History of the Cancer Center
Vanderbilt University Medical Center has been at the forefront of groundbreaking cancer research and treatment for decades. This history includes the work of Nobel laureates Earl Sutherland and Stanley Cohen, whose research in cell communication, growth and dissemination are the foundation of many of today's breakthroughs in cancer treatment. It also included the cornerstone support of the Henry and Joyce families and the A.B. Hancock Jr. families, who had established a clinical care and research center and a laboratory focused on cancer prevention.
Groundbreaking of the Vanderbilt-Ingram Cancer Center, 1993
Left to right: Dr. Roscoe R. (Ike) Robinson; Dr. Harold L. Moses; Mrs. A.B. (Waddell) Hancock Jr.; Frances Williams Preston; E. Bronson Ingram; Edward G. Nelson; Peggy Joyce; and Dr. B.F. Byrd Jr.
Building on this rich legacy, the Vanderbilt Cancer Center was formally established in 1993, under the leadership of Dr. Hal Moses, to bring together all cancer-related research, treatment, education and outreach at Vanderbilt. This early leadership team, including founders such as Drs David Johnson and Lawrence Marnett, had a clear vision and a strong commitment to excellence.
The Center’s creation was also made possible through the important support of the T.J. Martell Foundation, which established its Nashville division and the Frances Williams Preston Laboratories at Vanderbilt that same year.

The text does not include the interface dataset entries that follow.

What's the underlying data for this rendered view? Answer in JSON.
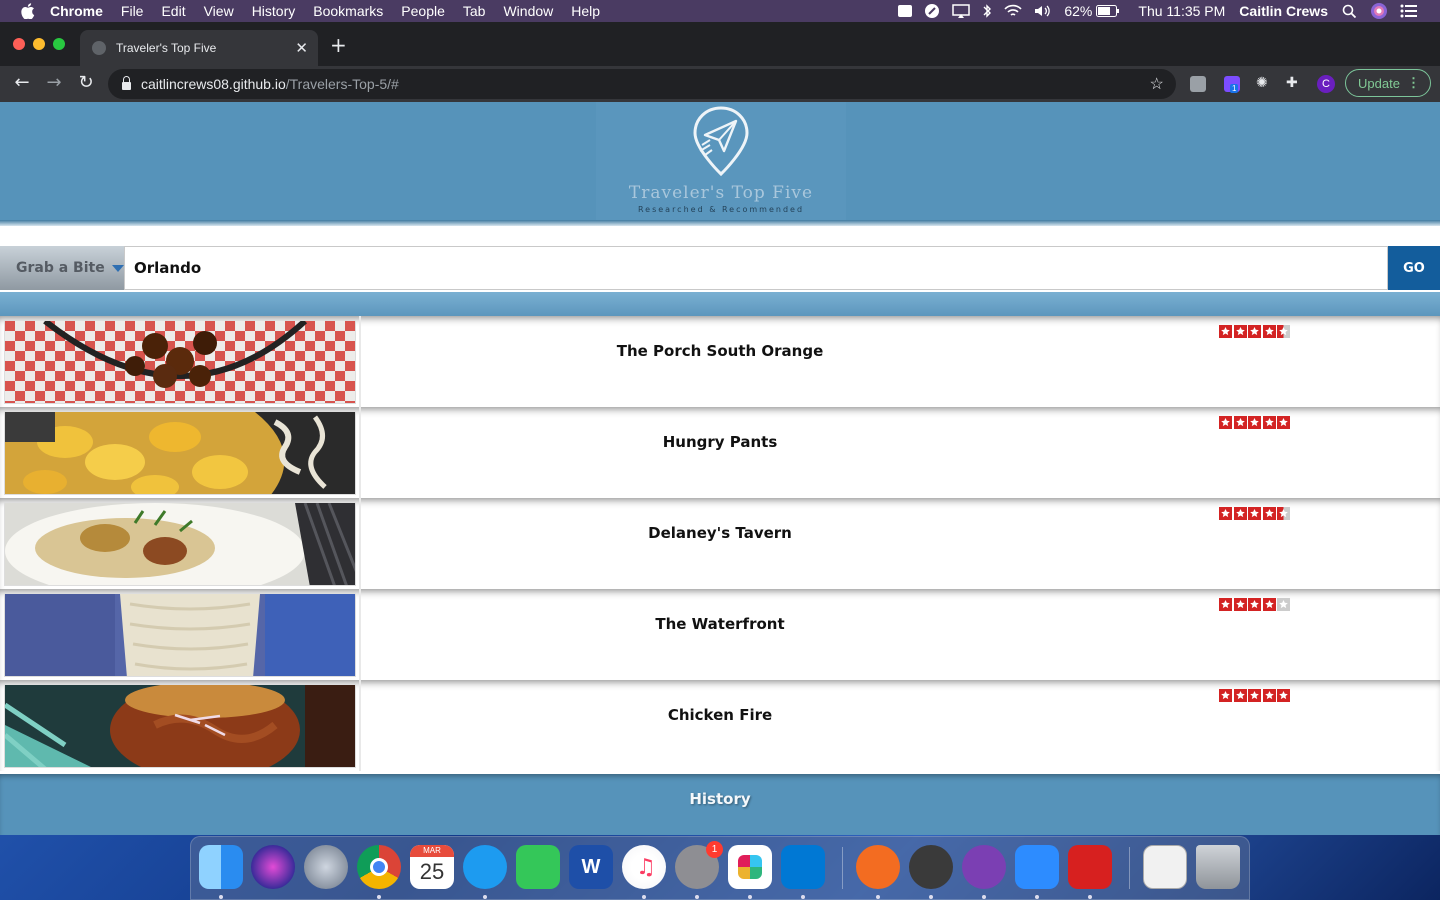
{
  "menubar": {
    "app_name": "Chrome",
    "menus": [
      "File",
      "Edit",
      "View",
      "History",
      "Bookmarks",
      "People",
      "Tab",
      "Window",
      "Help"
    ],
    "battery": "62%",
    "clock": "Thu 11:35 PM",
    "user": "Caitlin Crews"
  },
  "browser": {
    "tab_title": "Traveler's Top Five",
    "url_host": "caitlincrews08.github.io",
    "url_path": "/Travelers-Top-5/#",
    "update_label": "Update",
    "profile_initial": "C",
    "extension_badge": "1"
  },
  "site": {
    "logo_title": "Traveler's Top Five",
    "logo_subtitle": "Researched & Recommended",
    "category_label": "Grab a Bite",
    "search_value": "Orlando",
    "go_label": "GO",
    "footer_link": "History"
  },
  "results": [
    {
      "name": "The Porch South Orange",
      "rating": 4.5
    },
    {
      "name": "Hungry Pants",
      "rating": 5
    },
    {
      "name": "Delaney's Tavern",
      "rating": 4.5
    },
    {
      "name": "The Waterfront",
      "rating": 4
    },
    {
      "name": "Chicken Fire",
      "rating": 5
    }
  ],
  "colors": {
    "header": "#5693ba",
    "go_button": "#135d9c",
    "star_filled": "#d32323",
    "star_empty": "#cccccc"
  },
  "dock": {
    "calendar_month": "MAR",
    "calendar_day": "25",
    "settings_badge": "1"
  }
}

The immediate objective was to join the ranks of the premier institutions designated by the National Cancer Institute as Comprehensive Cancer Centers. Only two years later, the first major step toward that objective was accomplished, with an initial designation as a "clinical cancer center." The Vanderbilt Cancer Center was the youngest center to go from creation to designation by the NCI, the world’s foremost authority on cancer.
Another significant milestone occurred in 1999, when Nashville's Ingram family made a transformational gift in honor of the late E. Bronson Ingram, philanthropist, businessman and civic leader. Formally named the E. Bronson Ingram Cancer Center at Vanderbilt University, the center quickly became known as the Vanderbilt-Ingram Cancer Center in recognition of this important partnership to eliminate the pain and suffering caused by cancer in Tennessee, in the United States and around the world.
In 2001, the Center earned the NCI's highest distinction as a Comprehensive Cancer Center, and it remains one of only 41 such centers in the United States. The Center achieved a successful renewal of that designation in 2004, becoming one of the few cancer centers deemed "outstanding" - the very best category in NCI grant scoring - during this rigorous, competitive peer-review process.
In 2005, Dr. Moses became director emeritus and remains an active senior faculty member and advisor. He also is director of the Frances Williams Preston Laboratories.
Based on the strong foundation established by that original leadership team and the talents of the investigators, physicians and staff who have followed, the Center continues to excel in securing research funding, making important translational discoveries and demonstrating excellence in research, clinical care, education and outreach.
In 2007, Jennifer A. Pietenpol, Ph.D., Vanderbilt Professor of Biochemistry, Cancer Biology and Otolaryngology, became Interim Director of Vanderbilt-Ingram Cancer Center and was named Director in January 2008. Later that year, the President appointed Pietenpol to serve a six-year term on the National Cancer Advisory Board of the National Institutes of Health’s National Cancer Institute.
In 2007, the Center was invited to join the prestigious National Comprehensive Cancer Network, a non-profit alliance of 23 leading centers working together to improve the quality and effectiveness of cancer treatment for all patients.
In July 2010, the Vanderbilt-Ingram Cancer Center launched the Personalized Cancer Medicine Initiative, becoming the first cancer center in the Southeast to offer cancer patients routine genotyping of their tumors at the DNA level. The Center continues to be a national leader in personalized medicine, providing tumor genotyping for several forms of cancer.
In 2013, the Vanderbilt-Ingram Cancer Center celebrated 20 years of milestones and advancements in research and clinical care and helping patients and caregivers reach their personal milestones.